The field of education is constantly exploring new ways to measure student learning and mastery. As such, difficulty ranking systems must be flexible and adaptable to incorporate emerging assessment techniques, such as project-based evaluations, portfolio assessments, and real-world problem-solving tasks.
By embracing these principles of continuous evolution, difficulty ranking systems can remain relevant, effective, and responsive to the changing needs of learners, educators, and society as a whole.
1. What is difficulty ranking?
Difficulty ranking is a method used to categorize the level of difficulty of a task or activity. It is often used in education, sports, and other areas where individuals or teams are assessed based on their performance. The ranking system is usually based on a scale or set of criteria that determine the level of difficulty of the task at hand.
2. What are some common names for difficulty ranking?
There are several names used to describe difficulty ranking, including proficiency levels, skill levels, achievement levels, performance levels, and ranking scales. These terms are often used interchangeably, but they generally refer to the same concept of categorizing the level of difficulty of a task or activity.
3. How is difficulty ranking determined?

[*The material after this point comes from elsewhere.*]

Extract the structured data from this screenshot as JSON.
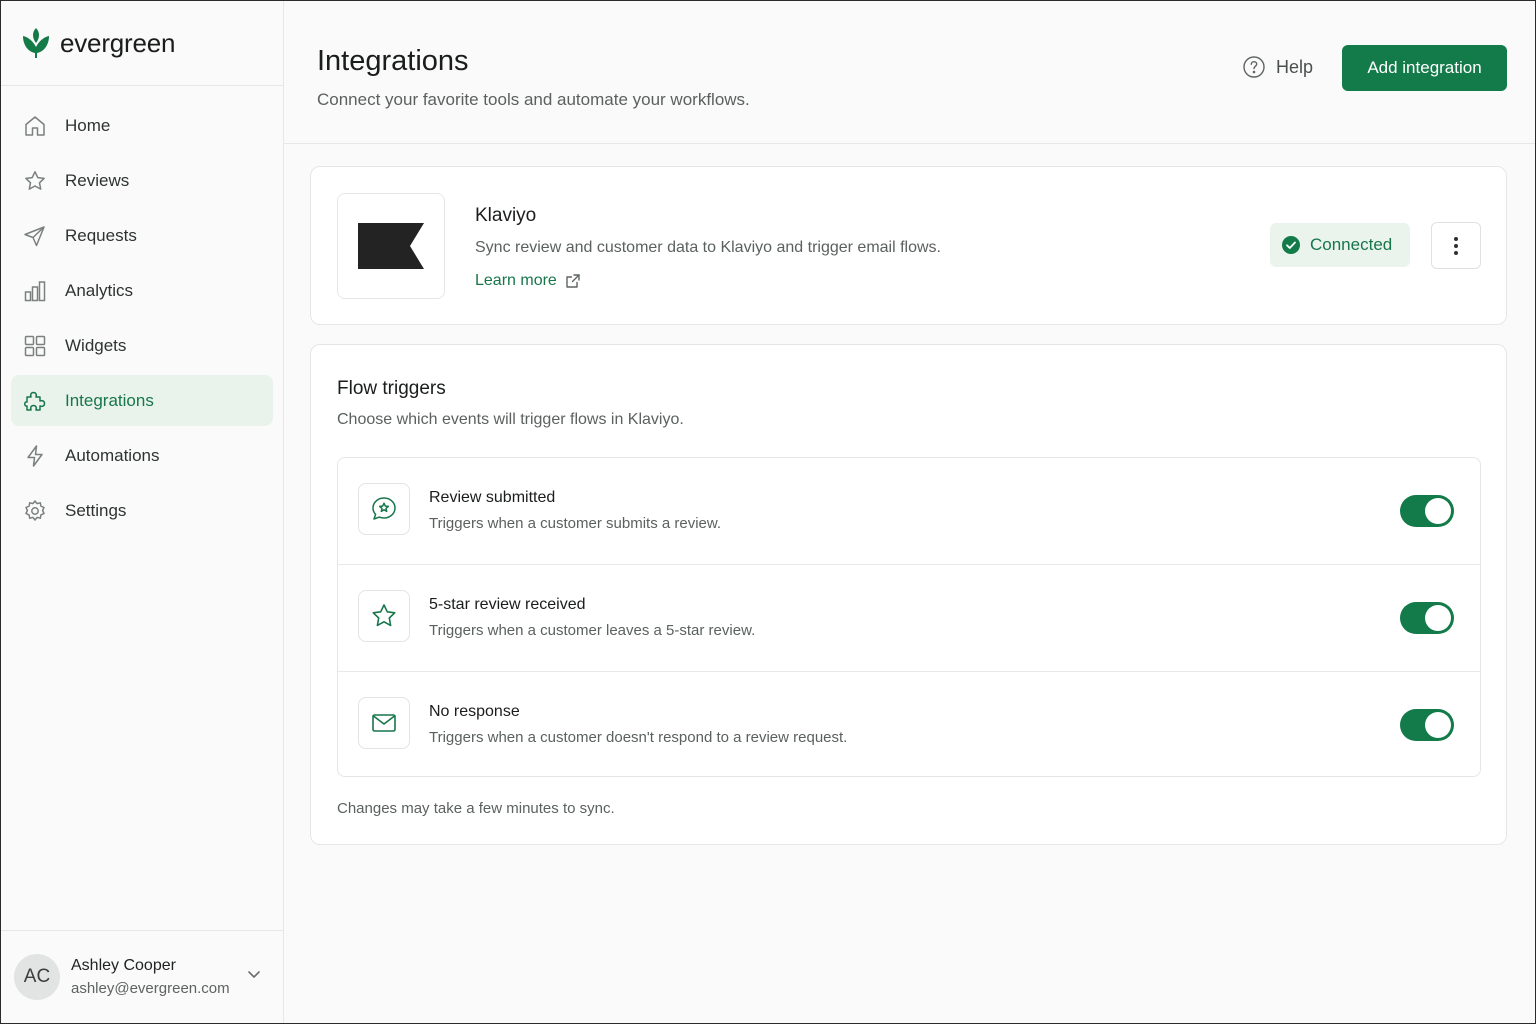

The determination of difficulty ranking typically involves a set of criteria or a scale that is used to evaluate the level of difficulty of a task or activity. This may include factors such as the amount of time required to complete the task, the level of expertise required, the level of risk involved, and the level of effort required. The specific criteria used to determine difficulty ranking may vary depending on the context in which it is being used.
4. What are the benefits of using difficulty ranking?
Using difficulty ranking can provide several benefits, including:
* Providing a clear and objective way to assess performance
* Allowing individuals or teams to set goals and track progress
* Encouraging competition and motivation
* Providing a framework for developing training and instructional programs
* Enabling comparisons between individuals or teams
5. How is difficulty ranking used in education?
In education, difficulty ranking is often used to assess student performance in various subjects or areas of study. For example, a school may use a proficiency scale to evaluate student performance in reading, writing, and mathematics. The scale may include categories such as below basic, basic, proficient, and advanced, and students would be placed into one of these categories based on their performance on standardized tests or other assessments.
6. How is difficulty ranking used in sports?
In sports, difficulty ranking is often used to assess the level of competition in various events or sports. For example, a professional cycling race may be divided into categories based on the level of difficulty, with the most challenging races being designated as Category 1 and the least challenging races being designated as Category 5. This allows athletes to compare their performance against others in their category and strive to move up to a higher category.
7. Can difficulty ranking be subjective?
While difficulty ranking is often based on objective criteria, it can also be subjective to some extent. For example, a teacher may have a personal bias in favor of a particular student, which could influence their difficulty ranking. Similarly, a coach may have a preference for a certain type of athlete, which could impact their difficulty ranking of players. It is important to be aware of potential subjectivity and strive for fairness and consistency in difficulty ranking.